It is a similar case with Jürgen Klopp, whose team Borussia Dortmund primarily employs a 4-2-3-1, but there are broadly at least three ways in which they operate – an attacking version which involves quick and short passes, building up from the back, a deep variant which relies more on long passes and use of width, and an asymmetric version, which seeks to expose weaknesses in the opposition. Dortmund have performed so well, that they have been crowned the German champions this season. A lot of credit goes to the coach for identifying players that suit his tactics, and the players themselves for executing the plan on the pitch.
No amount of writing would suffice to stress upon the importance of scouting in the modern game. Every game is scouted, every move is dissected, and every weakness is laid exposed by the shrewdest of the managers. A case in point is Andre Villas-Boas, head coach of Porto, who are the new Portuguese champions and Europa League finalists. Villas-Boas, who grew up strategising and performing background work for great managers like Bobby Robson and José Mourinho. He is so good with his scouting of the opposition, that a picture from Chelsea tactic boards revealed that he scouted oppositions for Mourinho down to details like the average jump height of opposition players during set piece defending. By analysing the opposition to that deep a level, there is little that one could do wrong. In his first season at Porto, he is undefeated in the league, winning 46 out of the 53 matches he has been in charge of, losing just 3. Stupendous indeed!

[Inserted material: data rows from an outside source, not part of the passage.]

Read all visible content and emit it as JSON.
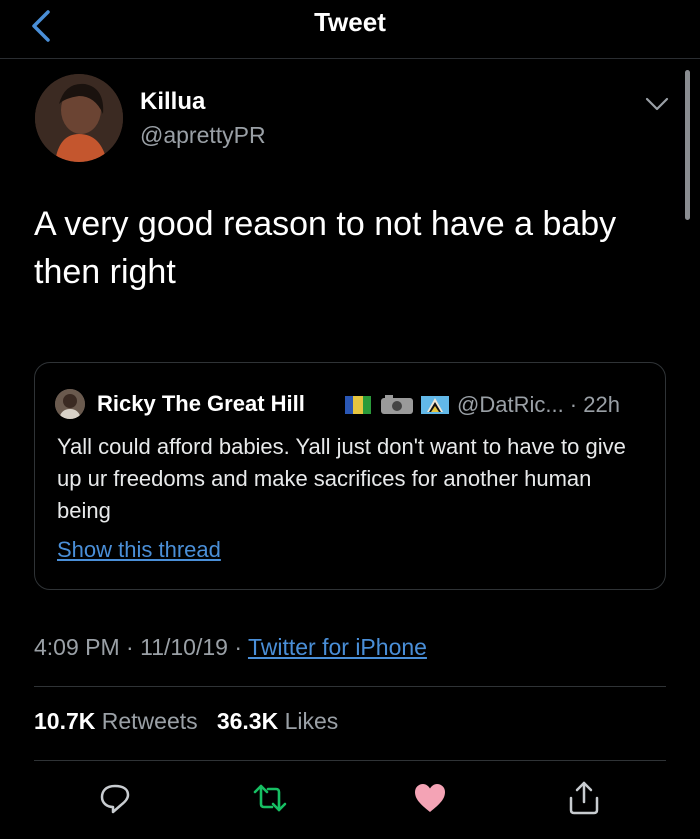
{
  "header": {
    "title": "Tweet"
  },
  "tweet": {
    "author_name": "Killua",
    "author_handle": "@aprettyPR",
    "text": "A very good reason to not have a baby then right",
    "time": "4:09 PM",
    "date": "11/10/19",
    "source": "Twitter for iPhone",
    "sep": " · "
  },
  "quote": {
    "author_name": "Ricky The Great Hill",
    "handle_time": "@DatRic... · 22h",
    "text": "Yall could afford babies. Yall just don't want to have to give up ur freedoms and make sacrifices for another human being",
    "thread_link": "Show this thread"
  },
  "stats": {
    "retweets_count": "10.7K",
    "retweets_label": "Retweets",
    "likes_count": "36.3K",
    "likes_label": "Likes"
  },
  "icons": {
    "back": "chevron-left-icon",
    "more": "chevron-down-icon",
    "reply": "reply-icon",
    "retweet": "retweet-icon",
    "like": "heart-icon",
    "share": "share-icon"
  },
  "colors": {
    "background": "#000000",
    "accent": "#4a8fd8",
    "retweet": "#17bf63",
    "like": "#f4a3b5",
    "secondary_text": "#9aa0a6"
  }
}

While there is a definite shift towards micro-tactics, it would be wrong to say that a definite football philosophy does not win you anything. Guardiola’s Barcelona have been winning almost every competition that they participated in, ever since he took charge. There are managers like Manuel Pellegrini and Carlo Ancelotti who involve micro-tactics within a philosophy, and there are managers who are gradually shifting from a definite philosophy to open-ended modern game.

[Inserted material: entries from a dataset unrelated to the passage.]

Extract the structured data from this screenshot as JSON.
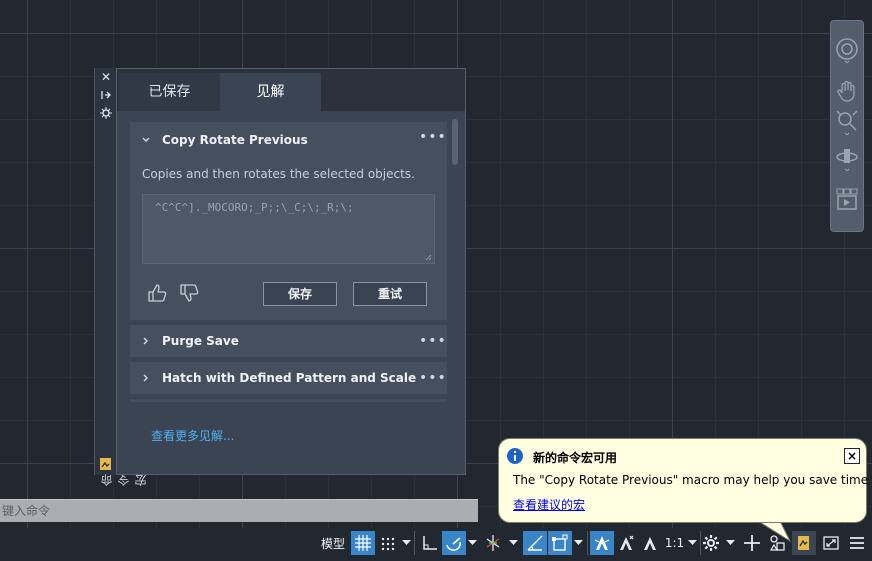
{
  "palette": {
    "side_title": "命令宏",
    "tabs": [
      "已保存",
      "见解"
    ],
    "active_tab": "见解",
    "expanded_card": {
      "title": "Copy Rotate Previous",
      "description": "Copies and then rotates the selected objects.",
      "macro": "^C^C^]._MOCORO;_P;;\\_C;\\;_R;\\;",
      "save_label": "保存",
      "retry_label": "重试"
    },
    "collapsed_cards": [
      {
        "title": "Purge Save"
      },
      {
        "title": "Hatch with Defined Pattern and Scale"
      }
    ],
    "more_menu_glyph": "•••",
    "more_insights_link": "查看更多见解..."
  },
  "command_line": {
    "placeholder": "键入命令"
  },
  "notification": {
    "title": "新的命令宏可用",
    "message": "The \"Copy Rotate Previous\" macro may help you save time",
    "link": "查看建议的宏",
    "close_glyph": "×"
  },
  "status_bar": {
    "model_label": "模型",
    "scale_label": "1:1",
    "accent_color": "#3a85c8"
  },
  "navbar": {
    "icons": [
      "steering-wheel-icon",
      "pan-icon",
      "zoom-icon",
      "orbit-icon",
      "showmotion-icon"
    ]
  }
}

Whatever may be the reason – may it be success or lure of fame and recognition, or the fear of losing or obsession with winning, or plain outsmarting the opposition, the game is changing. It is drifting towards a post-ideological era, where only micro-tactics will remain. And football will all be about numbers, stats and figures. That is not to say that the beautiful game will lose all its flair and magic. For there will always be a Messi in an Argentine team playing to a plan, a Zidane in a disjoint French team, and a Del Piero in Juventus shirt playing their hearts out, for the love of the game more than anything else.